- Try it: Wherever the word "username" shows up in the data, report the line it sits in.

================

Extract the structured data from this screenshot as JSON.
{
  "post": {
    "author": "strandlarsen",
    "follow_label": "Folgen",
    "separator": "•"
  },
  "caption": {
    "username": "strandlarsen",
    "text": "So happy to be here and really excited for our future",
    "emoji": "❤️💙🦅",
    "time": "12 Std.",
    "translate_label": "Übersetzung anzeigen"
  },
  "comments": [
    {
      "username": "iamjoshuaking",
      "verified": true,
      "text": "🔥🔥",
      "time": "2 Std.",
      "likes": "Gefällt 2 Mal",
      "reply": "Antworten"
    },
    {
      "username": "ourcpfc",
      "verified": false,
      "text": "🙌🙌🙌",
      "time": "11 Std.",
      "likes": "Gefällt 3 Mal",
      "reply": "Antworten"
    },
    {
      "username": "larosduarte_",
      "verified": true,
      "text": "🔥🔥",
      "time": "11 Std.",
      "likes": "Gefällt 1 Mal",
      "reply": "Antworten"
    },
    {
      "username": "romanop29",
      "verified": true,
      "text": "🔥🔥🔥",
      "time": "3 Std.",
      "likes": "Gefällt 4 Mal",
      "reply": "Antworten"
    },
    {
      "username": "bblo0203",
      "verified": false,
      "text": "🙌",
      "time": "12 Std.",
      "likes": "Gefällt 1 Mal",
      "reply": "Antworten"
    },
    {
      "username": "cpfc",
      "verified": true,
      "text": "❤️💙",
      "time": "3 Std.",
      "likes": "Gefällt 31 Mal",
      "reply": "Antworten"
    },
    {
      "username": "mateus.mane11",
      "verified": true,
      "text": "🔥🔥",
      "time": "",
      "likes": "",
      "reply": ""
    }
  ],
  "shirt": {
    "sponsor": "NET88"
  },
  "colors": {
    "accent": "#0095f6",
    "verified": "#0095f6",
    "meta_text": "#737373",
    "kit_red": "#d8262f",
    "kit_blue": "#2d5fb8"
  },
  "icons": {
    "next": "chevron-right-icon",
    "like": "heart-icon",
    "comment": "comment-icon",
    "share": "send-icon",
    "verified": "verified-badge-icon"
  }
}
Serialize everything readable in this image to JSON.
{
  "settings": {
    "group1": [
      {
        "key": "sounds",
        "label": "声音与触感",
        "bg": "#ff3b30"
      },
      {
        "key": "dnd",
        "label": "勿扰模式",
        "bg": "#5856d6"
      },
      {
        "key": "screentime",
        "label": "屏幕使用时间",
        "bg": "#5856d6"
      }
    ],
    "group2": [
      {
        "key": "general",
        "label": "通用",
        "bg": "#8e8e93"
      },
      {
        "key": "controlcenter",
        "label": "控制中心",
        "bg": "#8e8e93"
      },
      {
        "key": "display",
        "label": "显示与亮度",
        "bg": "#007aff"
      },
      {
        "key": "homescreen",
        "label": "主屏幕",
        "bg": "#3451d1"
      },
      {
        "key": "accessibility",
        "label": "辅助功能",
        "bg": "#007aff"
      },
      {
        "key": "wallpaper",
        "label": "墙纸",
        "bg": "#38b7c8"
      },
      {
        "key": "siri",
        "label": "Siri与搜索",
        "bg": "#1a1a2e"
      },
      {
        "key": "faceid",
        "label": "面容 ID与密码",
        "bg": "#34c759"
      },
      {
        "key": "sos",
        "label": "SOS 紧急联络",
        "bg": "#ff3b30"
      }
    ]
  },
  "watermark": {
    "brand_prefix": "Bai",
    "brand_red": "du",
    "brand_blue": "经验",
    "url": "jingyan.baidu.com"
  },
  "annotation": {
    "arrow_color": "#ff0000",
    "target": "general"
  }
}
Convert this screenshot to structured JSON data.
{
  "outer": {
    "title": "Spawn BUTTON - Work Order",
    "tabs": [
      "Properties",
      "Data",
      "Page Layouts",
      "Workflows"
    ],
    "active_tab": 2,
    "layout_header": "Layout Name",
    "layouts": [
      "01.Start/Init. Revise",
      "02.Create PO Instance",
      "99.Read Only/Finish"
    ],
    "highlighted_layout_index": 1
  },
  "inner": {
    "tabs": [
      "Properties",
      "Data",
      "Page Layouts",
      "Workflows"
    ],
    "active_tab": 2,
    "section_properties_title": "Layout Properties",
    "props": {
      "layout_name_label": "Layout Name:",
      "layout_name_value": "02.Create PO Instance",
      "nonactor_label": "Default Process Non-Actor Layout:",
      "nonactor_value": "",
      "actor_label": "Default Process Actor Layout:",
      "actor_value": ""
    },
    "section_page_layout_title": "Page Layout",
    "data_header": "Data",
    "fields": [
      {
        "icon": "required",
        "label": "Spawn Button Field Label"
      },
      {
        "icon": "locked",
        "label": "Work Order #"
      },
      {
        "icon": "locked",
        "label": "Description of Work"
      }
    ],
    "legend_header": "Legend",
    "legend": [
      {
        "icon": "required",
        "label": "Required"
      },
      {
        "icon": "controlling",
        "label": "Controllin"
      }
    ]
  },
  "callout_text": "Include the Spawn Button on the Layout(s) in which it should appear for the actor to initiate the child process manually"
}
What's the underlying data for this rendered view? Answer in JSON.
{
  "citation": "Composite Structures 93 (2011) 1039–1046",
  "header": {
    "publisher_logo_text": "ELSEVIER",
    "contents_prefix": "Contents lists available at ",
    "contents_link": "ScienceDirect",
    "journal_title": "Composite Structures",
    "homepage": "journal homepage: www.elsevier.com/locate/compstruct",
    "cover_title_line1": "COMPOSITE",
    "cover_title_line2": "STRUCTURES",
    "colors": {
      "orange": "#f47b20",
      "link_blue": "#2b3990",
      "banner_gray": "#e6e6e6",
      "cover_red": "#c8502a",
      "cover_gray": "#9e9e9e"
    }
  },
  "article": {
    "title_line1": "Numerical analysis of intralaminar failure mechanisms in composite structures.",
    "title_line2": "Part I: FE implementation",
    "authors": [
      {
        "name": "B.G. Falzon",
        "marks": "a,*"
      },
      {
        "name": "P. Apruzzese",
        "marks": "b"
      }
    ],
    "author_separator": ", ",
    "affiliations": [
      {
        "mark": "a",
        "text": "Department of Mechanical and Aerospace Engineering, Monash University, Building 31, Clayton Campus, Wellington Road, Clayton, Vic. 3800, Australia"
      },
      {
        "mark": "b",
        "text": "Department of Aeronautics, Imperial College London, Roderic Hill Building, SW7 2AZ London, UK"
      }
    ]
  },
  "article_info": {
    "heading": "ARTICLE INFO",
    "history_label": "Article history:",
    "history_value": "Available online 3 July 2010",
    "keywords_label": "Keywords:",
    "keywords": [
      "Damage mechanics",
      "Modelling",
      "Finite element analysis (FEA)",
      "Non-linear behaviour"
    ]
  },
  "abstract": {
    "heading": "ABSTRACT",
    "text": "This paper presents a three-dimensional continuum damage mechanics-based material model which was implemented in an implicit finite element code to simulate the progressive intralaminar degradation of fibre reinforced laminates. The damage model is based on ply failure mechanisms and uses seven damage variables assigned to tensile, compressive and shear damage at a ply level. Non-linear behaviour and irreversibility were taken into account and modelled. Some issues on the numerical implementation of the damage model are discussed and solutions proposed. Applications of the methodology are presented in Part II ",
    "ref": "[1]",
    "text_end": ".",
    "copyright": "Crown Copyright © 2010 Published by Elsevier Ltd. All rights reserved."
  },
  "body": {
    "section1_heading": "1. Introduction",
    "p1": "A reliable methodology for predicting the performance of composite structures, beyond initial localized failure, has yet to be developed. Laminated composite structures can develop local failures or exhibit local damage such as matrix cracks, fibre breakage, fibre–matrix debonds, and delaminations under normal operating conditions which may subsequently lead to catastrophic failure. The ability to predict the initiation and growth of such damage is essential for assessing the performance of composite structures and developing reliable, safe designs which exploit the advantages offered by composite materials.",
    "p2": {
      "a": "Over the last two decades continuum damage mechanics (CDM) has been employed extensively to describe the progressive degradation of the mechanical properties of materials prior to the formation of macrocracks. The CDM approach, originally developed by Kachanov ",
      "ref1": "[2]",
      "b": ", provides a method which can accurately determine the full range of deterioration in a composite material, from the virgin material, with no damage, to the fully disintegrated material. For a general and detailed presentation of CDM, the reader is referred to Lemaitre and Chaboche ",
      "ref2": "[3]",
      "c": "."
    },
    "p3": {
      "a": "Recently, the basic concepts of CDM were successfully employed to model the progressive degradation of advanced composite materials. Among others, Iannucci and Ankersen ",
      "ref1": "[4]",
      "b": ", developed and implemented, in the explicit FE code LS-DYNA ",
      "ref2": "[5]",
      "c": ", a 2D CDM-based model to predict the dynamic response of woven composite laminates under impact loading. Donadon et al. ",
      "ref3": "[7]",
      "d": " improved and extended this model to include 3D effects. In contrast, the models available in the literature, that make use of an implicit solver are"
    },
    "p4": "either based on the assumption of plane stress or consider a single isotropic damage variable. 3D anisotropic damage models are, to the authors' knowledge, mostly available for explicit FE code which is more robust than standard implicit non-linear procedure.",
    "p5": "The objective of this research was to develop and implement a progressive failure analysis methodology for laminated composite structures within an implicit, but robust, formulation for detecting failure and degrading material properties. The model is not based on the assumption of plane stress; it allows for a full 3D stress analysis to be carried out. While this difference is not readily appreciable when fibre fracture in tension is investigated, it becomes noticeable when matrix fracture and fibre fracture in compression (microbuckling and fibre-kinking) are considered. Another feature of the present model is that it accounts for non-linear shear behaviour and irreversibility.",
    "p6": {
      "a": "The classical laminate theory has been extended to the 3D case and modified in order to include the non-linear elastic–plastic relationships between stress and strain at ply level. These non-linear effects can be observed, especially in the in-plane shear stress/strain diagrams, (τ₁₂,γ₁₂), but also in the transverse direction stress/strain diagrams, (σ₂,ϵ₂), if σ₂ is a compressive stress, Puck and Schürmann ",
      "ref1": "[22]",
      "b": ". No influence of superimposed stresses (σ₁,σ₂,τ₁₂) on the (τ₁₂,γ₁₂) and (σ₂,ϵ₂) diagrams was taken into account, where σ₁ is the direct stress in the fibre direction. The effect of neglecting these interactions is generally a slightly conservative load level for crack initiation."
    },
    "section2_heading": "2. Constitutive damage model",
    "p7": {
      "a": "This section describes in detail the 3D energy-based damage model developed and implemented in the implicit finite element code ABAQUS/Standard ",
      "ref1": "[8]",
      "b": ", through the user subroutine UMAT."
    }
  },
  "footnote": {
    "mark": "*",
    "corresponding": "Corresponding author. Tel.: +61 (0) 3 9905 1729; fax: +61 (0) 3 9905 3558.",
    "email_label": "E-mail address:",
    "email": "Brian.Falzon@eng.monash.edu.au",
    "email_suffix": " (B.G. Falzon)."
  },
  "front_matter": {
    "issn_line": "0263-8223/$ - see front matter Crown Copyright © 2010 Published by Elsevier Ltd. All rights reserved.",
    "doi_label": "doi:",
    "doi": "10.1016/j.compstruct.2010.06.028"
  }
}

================

- Output:
    "username": "strandlarsen",
      "username": "iamjoshuaking",
      "username": "ourcpfc",
      "username": "larosduarte_",
      "username": "romanop29",
      "username": "bblo0203",
      "username": "cpfc",
      "username": "mateus.mane11",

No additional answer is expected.